## Directions for this task
Each line of the material holding the word "mnemonic" must be identified and copied.

## Data to process
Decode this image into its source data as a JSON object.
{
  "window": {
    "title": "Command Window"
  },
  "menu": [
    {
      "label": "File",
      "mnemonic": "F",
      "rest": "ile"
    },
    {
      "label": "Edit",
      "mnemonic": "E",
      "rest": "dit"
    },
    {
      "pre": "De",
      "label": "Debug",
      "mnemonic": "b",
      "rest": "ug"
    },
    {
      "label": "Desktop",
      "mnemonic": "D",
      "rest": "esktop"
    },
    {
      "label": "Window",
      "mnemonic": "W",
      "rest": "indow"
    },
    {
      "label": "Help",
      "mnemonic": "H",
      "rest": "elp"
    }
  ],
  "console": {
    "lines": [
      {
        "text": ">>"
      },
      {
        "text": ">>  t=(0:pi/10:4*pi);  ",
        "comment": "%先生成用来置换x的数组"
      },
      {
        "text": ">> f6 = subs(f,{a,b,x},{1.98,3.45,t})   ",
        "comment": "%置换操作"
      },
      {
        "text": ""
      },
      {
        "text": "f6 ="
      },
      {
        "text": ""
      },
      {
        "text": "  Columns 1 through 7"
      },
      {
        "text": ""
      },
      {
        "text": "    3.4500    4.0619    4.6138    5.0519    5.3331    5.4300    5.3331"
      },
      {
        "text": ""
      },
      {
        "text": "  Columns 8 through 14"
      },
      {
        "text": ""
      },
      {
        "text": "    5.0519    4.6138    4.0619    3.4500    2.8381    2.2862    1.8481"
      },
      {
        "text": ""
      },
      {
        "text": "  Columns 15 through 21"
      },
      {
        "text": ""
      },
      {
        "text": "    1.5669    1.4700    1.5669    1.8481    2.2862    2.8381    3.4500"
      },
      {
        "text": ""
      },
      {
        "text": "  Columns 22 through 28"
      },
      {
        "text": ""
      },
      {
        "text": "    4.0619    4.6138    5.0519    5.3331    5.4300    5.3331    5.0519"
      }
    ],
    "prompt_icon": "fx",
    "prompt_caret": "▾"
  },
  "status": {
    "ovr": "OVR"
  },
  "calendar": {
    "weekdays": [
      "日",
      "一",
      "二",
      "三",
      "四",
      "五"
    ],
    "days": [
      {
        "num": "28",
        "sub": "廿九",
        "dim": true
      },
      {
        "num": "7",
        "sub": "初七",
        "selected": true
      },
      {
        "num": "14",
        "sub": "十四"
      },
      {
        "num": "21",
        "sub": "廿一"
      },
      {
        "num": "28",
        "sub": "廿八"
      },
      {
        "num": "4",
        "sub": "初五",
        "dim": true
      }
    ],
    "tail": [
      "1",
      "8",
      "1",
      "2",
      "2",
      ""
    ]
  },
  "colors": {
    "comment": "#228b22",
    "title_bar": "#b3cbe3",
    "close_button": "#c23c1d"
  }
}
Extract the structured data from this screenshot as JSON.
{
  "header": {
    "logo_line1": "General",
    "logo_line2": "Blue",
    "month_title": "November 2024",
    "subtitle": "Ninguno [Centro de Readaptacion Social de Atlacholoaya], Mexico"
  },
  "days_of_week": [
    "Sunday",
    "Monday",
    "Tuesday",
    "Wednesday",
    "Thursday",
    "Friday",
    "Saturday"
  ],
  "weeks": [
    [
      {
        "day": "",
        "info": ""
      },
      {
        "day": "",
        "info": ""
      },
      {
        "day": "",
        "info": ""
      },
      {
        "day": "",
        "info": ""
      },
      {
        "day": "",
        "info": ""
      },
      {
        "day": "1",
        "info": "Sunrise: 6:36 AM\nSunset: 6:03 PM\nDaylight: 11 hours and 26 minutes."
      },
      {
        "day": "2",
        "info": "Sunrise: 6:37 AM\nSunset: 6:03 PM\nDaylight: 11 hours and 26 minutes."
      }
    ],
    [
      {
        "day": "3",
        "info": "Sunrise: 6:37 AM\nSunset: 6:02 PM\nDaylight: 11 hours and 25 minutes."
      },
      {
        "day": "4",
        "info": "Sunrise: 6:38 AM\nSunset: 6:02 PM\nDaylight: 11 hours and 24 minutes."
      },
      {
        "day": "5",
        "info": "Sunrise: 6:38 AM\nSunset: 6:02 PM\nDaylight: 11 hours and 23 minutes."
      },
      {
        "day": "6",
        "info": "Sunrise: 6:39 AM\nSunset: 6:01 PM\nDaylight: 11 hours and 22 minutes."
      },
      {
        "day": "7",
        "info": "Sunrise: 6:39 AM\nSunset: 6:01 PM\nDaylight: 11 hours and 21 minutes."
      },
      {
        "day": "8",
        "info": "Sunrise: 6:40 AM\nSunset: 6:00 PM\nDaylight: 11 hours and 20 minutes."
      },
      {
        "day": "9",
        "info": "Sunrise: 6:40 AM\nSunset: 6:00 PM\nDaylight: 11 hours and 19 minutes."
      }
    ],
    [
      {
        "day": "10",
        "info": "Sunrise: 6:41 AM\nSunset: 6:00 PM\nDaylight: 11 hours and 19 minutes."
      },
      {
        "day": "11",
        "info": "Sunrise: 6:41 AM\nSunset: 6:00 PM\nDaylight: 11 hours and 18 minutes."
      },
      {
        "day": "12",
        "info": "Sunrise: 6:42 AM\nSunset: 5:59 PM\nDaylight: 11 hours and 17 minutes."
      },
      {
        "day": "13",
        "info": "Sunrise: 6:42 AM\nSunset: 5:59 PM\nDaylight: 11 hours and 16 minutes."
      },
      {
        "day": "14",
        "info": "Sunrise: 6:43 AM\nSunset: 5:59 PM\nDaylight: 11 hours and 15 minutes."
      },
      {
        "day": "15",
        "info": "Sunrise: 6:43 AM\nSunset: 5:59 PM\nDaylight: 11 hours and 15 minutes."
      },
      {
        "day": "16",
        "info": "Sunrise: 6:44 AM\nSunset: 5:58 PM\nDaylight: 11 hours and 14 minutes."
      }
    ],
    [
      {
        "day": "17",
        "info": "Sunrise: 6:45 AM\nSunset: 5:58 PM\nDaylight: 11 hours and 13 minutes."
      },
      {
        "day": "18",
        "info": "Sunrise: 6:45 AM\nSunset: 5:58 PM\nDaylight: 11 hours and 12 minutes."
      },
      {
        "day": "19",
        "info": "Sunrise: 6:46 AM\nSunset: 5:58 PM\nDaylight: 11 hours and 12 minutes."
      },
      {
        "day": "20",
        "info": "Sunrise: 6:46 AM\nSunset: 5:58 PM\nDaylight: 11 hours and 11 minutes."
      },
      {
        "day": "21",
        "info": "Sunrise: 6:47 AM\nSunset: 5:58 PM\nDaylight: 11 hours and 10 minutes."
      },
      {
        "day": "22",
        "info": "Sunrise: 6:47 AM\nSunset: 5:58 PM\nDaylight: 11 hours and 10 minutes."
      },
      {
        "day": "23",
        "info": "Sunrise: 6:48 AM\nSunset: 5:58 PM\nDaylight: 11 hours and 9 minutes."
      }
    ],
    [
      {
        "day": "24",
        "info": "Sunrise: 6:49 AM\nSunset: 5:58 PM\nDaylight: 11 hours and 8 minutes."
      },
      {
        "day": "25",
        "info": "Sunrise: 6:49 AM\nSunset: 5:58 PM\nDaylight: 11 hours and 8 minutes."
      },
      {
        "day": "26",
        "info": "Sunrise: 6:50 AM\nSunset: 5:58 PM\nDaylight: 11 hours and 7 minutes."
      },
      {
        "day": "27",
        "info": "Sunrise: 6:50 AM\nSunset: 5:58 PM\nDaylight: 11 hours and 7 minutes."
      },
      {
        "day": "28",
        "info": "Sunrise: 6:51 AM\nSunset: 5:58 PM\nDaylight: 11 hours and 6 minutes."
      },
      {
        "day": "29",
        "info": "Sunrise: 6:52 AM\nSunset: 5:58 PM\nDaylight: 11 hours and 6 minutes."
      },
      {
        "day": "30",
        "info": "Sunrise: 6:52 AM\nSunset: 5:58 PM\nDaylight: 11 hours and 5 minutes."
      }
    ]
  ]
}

## Solution for this exercise
      "mnemonic": "F",
      "mnemonic": "E",
      "mnemonic": "b",
      "mnemonic": "D",
      "mnemonic": "W",
      "mnemonic": "H",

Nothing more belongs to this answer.